Presented as “Killing Without Death in Wars Without Conflict: Exploring the Paradoxical Fantasies of Military First-Person Shooter (FPS) Video Games,” 39th Annual Meeting of the Semiotics Society of America (SSA), Seattle, Washington, October 2014: conference site

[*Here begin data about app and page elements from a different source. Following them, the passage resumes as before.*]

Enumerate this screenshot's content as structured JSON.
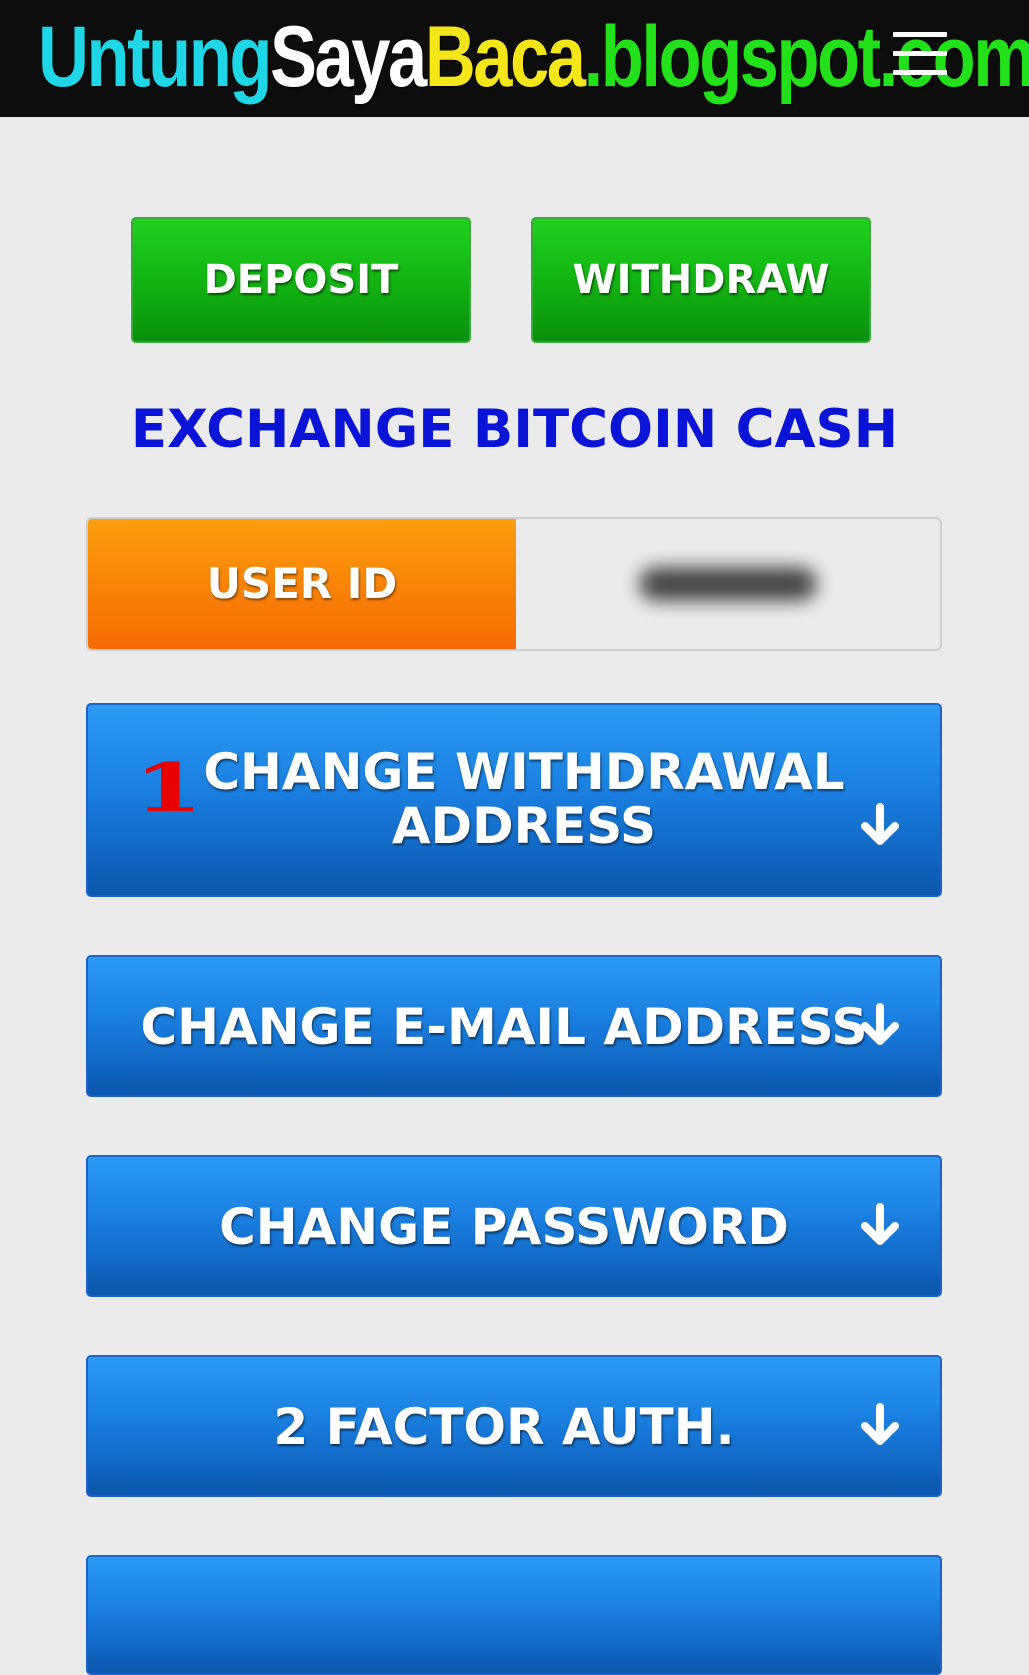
{
  "header": {
    "logo_parts": [
      {
        "text": "Untung",
        "color": "#1fd6e6"
      },
      {
        "text": "Saya",
        "color": "#ffffff"
      },
      {
        "text": "Baca",
        "color": "#f5e61a"
      },
      {
        "text": ".blogspot.com",
        "color": "#22e01a"
      }
    ],
    "menu_icon": "hamburger-menu-icon"
  },
  "actions": {
    "deposit_label": "DEPOSIT",
    "withdraw_label": "WITHDRAW"
  },
  "page_title": "EXCHANGE BITCOIN CASH",
  "user": {
    "id_label": "USER ID",
    "id_value_blurred": true
  },
  "settings": {
    "step_number": "1",
    "withdrawal_line1": "CHANGE WITHDRAWAL",
    "withdrawal_line2": "ADDRESS",
    "email_label": "CHANGE E-MAIL ADDRESS",
    "password_label": "CHANGE PASSWORD",
    "twofa_label": "2 FACTOR AUTH.",
    "expand_icon": "arrow-down-icon"
  },
  "colors": {
    "green_button": "#14b814",
    "blue_button": "#1a7fe0",
    "orange_label": "#f98208",
    "title_blue": "#0a14d6",
    "step_red": "#e60000"
  }
}
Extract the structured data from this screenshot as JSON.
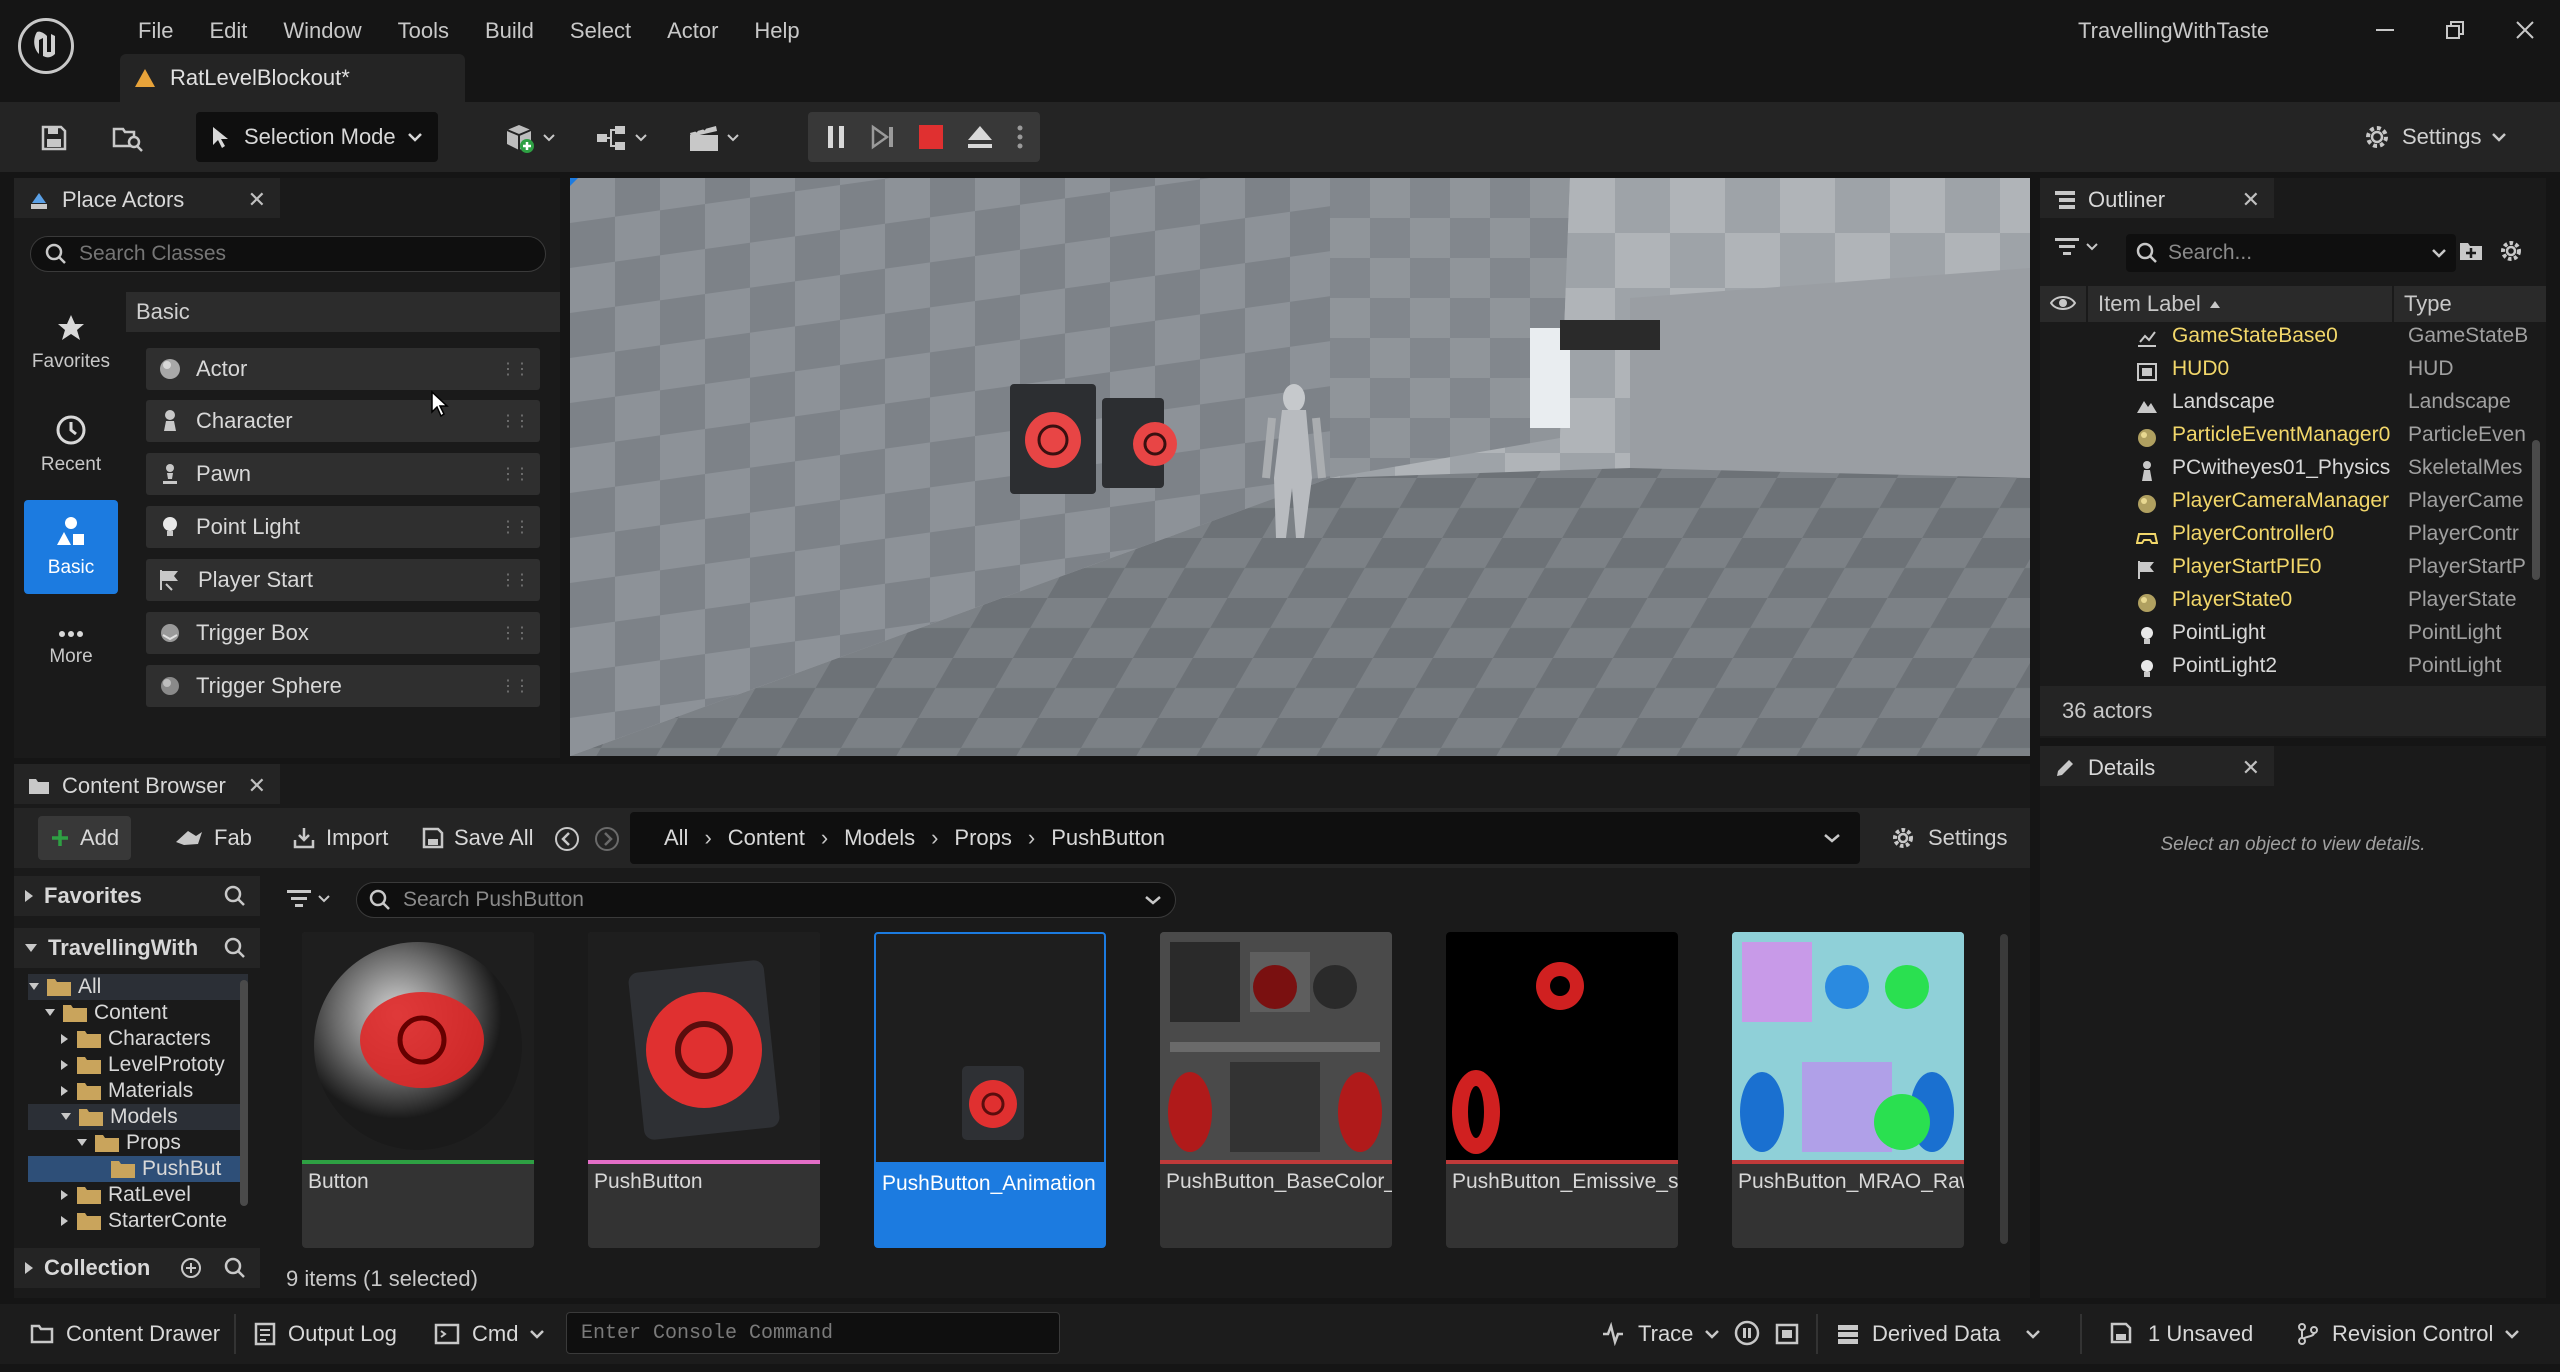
{
  "window": {
    "menu": [
      "File",
      "Edit",
      "Window",
      "Tools",
      "Build",
      "Select",
      "Actor",
      "Help"
    ],
    "project_name": "TravellingWithTaste",
    "document_tab": "RatLevelBlockout*"
  },
  "toolbar": {
    "selection_mode": "Selection Mode",
    "settings_label": "Settings"
  },
  "place_actors": {
    "tab_label": "Place Actors",
    "search_placeholder": "Search Classes",
    "categories": [
      {
        "label": "Favorites",
        "icon": "star-icon"
      },
      {
        "label": "Recent",
        "icon": "clock-icon"
      },
      {
        "label": "Basic",
        "icon": "shapes-icon"
      },
      {
        "label": "More",
        "icon": "more-icon"
      }
    ],
    "section_header": "Basic",
    "actors": [
      {
        "label": "Actor",
        "icon": "sphere-icon"
      },
      {
        "label": "Character",
        "icon": "character-icon"
      },
      {
        "label": "Pawn",
        "icon": "pawn-icon"
      },
      {
        "label": "Point Light",
        "icon": "bulb-icon"
      },
      {
        "label": "Player Start",
        "icon": "flag-icon"
      },
      {
        "label": "Trigger Box",
        "icon": "box-icon"
      },
      {
        "label": "Trigger Sphere",
        "icon": "sphere-icon"
      }
    ]
  },
  "outliner": {
    "tab_label": "Outliner",
    "search_placeholder": "Search...",
    "col_label": "Item Label",
    "col_type": "Type",
    "rows": [
      {
        "label": "GameStateBase0",
        "type": "GameStateB",
        "highlight": true
      },
      {
        "label": "HUD0",
        "type": "HUD",
        "highlight": true
      },
      {
        "label": "Landscape",
        "type": "Landscape",
        "highlight": false
      },
      {
        "label": "ParticleEventManager0",
        "type": "ParticleEven",
        "highlight": true
      },
      {
        "label": "PCwitheyes01_Physics",
        "type": "SkeletalMes",
        "highlight": false
      },
      {
        "label": "PlayerCameraManager",
        "type": "PlayerCame",
        "highlight": true
      },
      {
        "label": "PlayerController0",
        "type": "PlayerContr",
        "highlight": true
      },
      {
        "label": "PlayerStartPIE0",
        "type": "PlayerStartP",
        "highlight": true
      },
      {
        "label": "PlayerState0",
        "type": "PlayerState",
        "highlight": true
      },
      {
        "label": "PointLight",
        "type": "PointLight",
        "highlight": false
      },
      {
        "label": "PointLight2",
        "type": "PointLight",
        "highlight": false
      }
    ],
    "count": "36 actors"
  },
  "details": {
    "tab_label": "Details",
    "empty_text": "Select an object to view details."
  },
  "content_browser": {
    "tab_label": "Content Browser",
    "add_label": "Add",
    "fab_label": "Fab",
    "import_label": "Import",
    "save_all_label": "Save All",
    "breadcrumb": [
      "All",
      "Content",
      "Models",
      "Props",
      "PushButton"
    ],
    "settings_label": "Settings",
    "favorites_label": "Favorites",
    "project_label": "TravellingWith",
    "tree": [
      {
        "label": "All",
        "depth": 0,
        "open": true,
        "selected": false
      },
      {
        "label": "Content",
        "depth": 1,
        "open": true,
        "selected": false
      },
      {
        "label": "Characters",
        "depth": 2,
        "open": false,
        "selected": false
      },
      {
        "label": "LevelPrototy",
        "depth": 2,
        "open": false,
        "selected": false
      },
      {
        "label": "Materials",
        "depth": 2,
        "open": false,
        "selected": false
      },
      {
        "label": "Models",
        "depth": 2,
        "open": true,
        "selected": false
      },
      {
        "label": "Props",
        "depth": 3,
        "open": true,
        "selected": false
      },
      {
        "label": "PushBut",
        "depth": 4,
        "open": false,
        "selected": true
      },
      {
        "label": "RatLevel",
        "depth": 2,
        "open": false,
        "selected": false
      },
      {
        "label": "StarterConte",
        "depth": 2,
        "open": false,
        "selected": false
      }
    ],
    "collections_label": "Collection",
    "search_placeholder": "Search PushButton",
    "assets": [
      {
        "label": "Button",
        "bar_color": "#2ea043",
        "selected": false
      },
      {
        "label": "PushButton",
        "bar_color": "#e46ec8",
        "selected": false
      },
      {
        "label": "PushButton_Animation",
        "bar_color": "#1c7be0",
        "selected": true
      },
      {
        "label": "PushButton_BaseColor_sRGB",
        "bar_color": "#c03a3a",
        "selected": false
      },
      {
        "label": "PushButton_Emissive_sRGB",
        "bar_color": "#c03a3a",
        "selected": false
      },
      {
        "label": "PushButton_MRAO_Raw",
        "bar_color": "#c03a3a",
        "selected": false
      }
    ],
    "count": "9 items (1 selected)"
  },
  "statusbar": {
    "content_drawer": "Content Drawer",
    "output_log": "Output Log",
    "cmd": "Cmd",
    "console_placeholder": "Enter Console Command",
    "trace": "Trace",
    "derived_data": "Derived Data",
    "unsaved": "1 Unsaved",
    "revision_control": "Revision Control"
  },
  "colors": {
    "accent": "#1c7be0",
    "highlight_text": "#f2d76a",
    "play_stop": "#e03030"
  }
}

Abstract: In our reputedly post-ideological and almost entirely virtual era, one that still seems perversely obsessed with “reality,” the first-person shooter (FPS) video game has emerged as the foremost playground of globalized capitalist entertainment. In 2012, Call of Duty: Black Ops II earned over $500,000 on its very first day of sales. Subsequent FPS titles have continued to dwarf sales figures for all other entertainment media, including Hollywood films; however, the cultural significance of these games remains largely under-acknowledged and relatively unexplored by scholars, even as this ubiquitous and apparently “artless” entertainment empowers cosmopolitan online hordes of consumers to kill their fellow world citizens by the billions without conscience, consequence, or death, engaging 24/7 in never-ending, wholesale, photo-realistic, simulated war that has been carefully scrubbed clean of all potential for political conflict. As such, Call of Duty and similar military FPS games perfectly embody the multi-faceted paradoxes of life and art/entertainment in the Digital Age. This paper enumerates many of the key paradoxes presented by this genre and examines in detail two central and inter-related paradoxical fantasies upon which military FPS video games are built: killing without death, and war without conflict.